Elliot, A. J., Kayser, D. N., Greitemeyer, T., Lichtenfeld, S., Gramzow, R. H., Maier, M. A., Liu, H. (2010). Red, rank, and romance in women viewing men. *Journal of Experimental Psychology: General, 139*, 399-417.

Gronau, Q. F., Ly, A., & Wagenmakers, E.-J. (2017). Informed Bayesian t-tests. Manuscripts submitted for publication. Available at https://arxiv.org/abs/1704.02479.

JASP Team (2017). JASP (Version 0.8.2) [Computer software]

Ly, A., Raj, A., Marsman, M., Etz, A., & Wagenmakers, E.-J. (2017). Bayesian reanalyses from summary statistics: A guide for academic consumers. Manuscript submitted for publication. Available at https://osf.io/7t2jd/.

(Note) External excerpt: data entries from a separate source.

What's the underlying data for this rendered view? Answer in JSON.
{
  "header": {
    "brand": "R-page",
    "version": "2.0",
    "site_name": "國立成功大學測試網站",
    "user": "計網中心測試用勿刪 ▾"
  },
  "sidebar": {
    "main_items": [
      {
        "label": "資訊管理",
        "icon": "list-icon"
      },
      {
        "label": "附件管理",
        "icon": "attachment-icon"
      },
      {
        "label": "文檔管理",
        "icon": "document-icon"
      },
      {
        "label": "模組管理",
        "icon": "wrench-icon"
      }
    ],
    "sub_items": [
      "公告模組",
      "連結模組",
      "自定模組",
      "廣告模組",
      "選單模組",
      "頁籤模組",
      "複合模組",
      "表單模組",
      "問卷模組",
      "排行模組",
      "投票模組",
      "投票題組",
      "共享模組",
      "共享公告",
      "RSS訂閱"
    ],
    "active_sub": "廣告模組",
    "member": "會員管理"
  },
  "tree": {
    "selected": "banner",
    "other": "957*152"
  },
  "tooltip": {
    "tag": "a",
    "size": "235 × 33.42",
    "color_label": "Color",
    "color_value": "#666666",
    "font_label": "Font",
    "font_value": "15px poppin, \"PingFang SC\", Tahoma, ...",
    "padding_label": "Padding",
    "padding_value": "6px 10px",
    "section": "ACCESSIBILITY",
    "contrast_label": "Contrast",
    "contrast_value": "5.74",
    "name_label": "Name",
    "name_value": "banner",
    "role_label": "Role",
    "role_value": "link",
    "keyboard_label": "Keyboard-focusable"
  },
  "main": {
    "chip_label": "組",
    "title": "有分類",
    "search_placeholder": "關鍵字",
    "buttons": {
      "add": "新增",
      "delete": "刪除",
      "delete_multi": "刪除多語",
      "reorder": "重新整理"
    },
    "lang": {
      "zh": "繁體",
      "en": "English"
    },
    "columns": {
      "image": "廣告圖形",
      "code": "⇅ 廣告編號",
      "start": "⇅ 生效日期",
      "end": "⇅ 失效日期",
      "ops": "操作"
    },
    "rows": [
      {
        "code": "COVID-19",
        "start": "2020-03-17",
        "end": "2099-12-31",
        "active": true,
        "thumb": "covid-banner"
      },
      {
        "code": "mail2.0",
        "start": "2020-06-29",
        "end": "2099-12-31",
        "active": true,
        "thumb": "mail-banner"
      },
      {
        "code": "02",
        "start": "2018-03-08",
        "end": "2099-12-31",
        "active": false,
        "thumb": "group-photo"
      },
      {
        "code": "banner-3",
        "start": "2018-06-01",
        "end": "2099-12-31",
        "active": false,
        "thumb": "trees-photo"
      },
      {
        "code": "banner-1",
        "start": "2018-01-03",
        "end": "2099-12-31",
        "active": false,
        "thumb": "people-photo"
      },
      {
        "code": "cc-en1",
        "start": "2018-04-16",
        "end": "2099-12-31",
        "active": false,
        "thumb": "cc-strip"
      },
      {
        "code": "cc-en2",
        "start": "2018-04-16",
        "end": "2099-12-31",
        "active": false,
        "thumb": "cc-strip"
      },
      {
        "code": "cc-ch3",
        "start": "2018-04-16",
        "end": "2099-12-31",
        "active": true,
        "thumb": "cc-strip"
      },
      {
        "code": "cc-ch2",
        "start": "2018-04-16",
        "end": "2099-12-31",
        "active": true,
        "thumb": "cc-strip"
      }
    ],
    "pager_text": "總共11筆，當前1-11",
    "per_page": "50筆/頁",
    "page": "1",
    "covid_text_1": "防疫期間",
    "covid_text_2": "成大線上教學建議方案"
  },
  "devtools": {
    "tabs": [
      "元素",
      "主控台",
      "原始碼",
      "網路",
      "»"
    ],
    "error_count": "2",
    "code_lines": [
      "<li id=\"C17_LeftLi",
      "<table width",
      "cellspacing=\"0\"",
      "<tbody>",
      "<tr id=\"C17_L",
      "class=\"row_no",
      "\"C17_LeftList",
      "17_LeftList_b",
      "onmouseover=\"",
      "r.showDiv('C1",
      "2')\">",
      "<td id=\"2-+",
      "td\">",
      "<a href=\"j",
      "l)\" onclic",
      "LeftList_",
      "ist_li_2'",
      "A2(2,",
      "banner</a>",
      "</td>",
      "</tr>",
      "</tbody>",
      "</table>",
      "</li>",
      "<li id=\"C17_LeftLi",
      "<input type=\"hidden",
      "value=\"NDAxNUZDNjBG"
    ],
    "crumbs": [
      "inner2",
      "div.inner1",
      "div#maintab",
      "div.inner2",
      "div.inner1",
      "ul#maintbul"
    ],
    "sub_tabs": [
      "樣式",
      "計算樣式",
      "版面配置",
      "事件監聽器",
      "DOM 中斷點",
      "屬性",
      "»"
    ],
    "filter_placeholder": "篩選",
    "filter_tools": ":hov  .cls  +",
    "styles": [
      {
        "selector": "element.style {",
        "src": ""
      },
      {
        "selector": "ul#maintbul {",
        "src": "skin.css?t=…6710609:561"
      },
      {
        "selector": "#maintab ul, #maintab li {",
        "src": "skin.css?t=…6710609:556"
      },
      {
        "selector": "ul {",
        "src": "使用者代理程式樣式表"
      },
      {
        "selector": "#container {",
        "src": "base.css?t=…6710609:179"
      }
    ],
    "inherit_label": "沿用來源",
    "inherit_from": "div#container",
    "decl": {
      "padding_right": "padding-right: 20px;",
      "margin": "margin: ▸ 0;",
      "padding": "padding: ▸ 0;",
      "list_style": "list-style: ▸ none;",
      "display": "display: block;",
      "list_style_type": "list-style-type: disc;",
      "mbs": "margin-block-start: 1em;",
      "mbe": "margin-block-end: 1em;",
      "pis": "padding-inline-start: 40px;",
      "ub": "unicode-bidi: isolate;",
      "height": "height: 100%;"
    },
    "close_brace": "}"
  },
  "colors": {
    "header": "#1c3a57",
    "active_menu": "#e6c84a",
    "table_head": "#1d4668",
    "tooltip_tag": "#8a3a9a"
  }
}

Wagenmakers, E.-J., Lodewyckx, T., Kuriyal, H., & Grasman, R. (2010). Bayesian hypothesis testing for psychologists: A tutorial on the Savage-Dickey method. *Cognitive Psychology, 60*, 158-189.

Wasserstein, R. L., & Lazar, N. A. (2016). The ASA’s Statement on p-values: Context, process, and purpose. *The American Statistician, 70*, 129-133.

Eric-Jan (EJ) Wagenmakers is professor at the Psychological Methods Group at the University of Amsterdam.

Quentin is a PhD candidate at the Psychological Methods Group of the University of Amsterdam.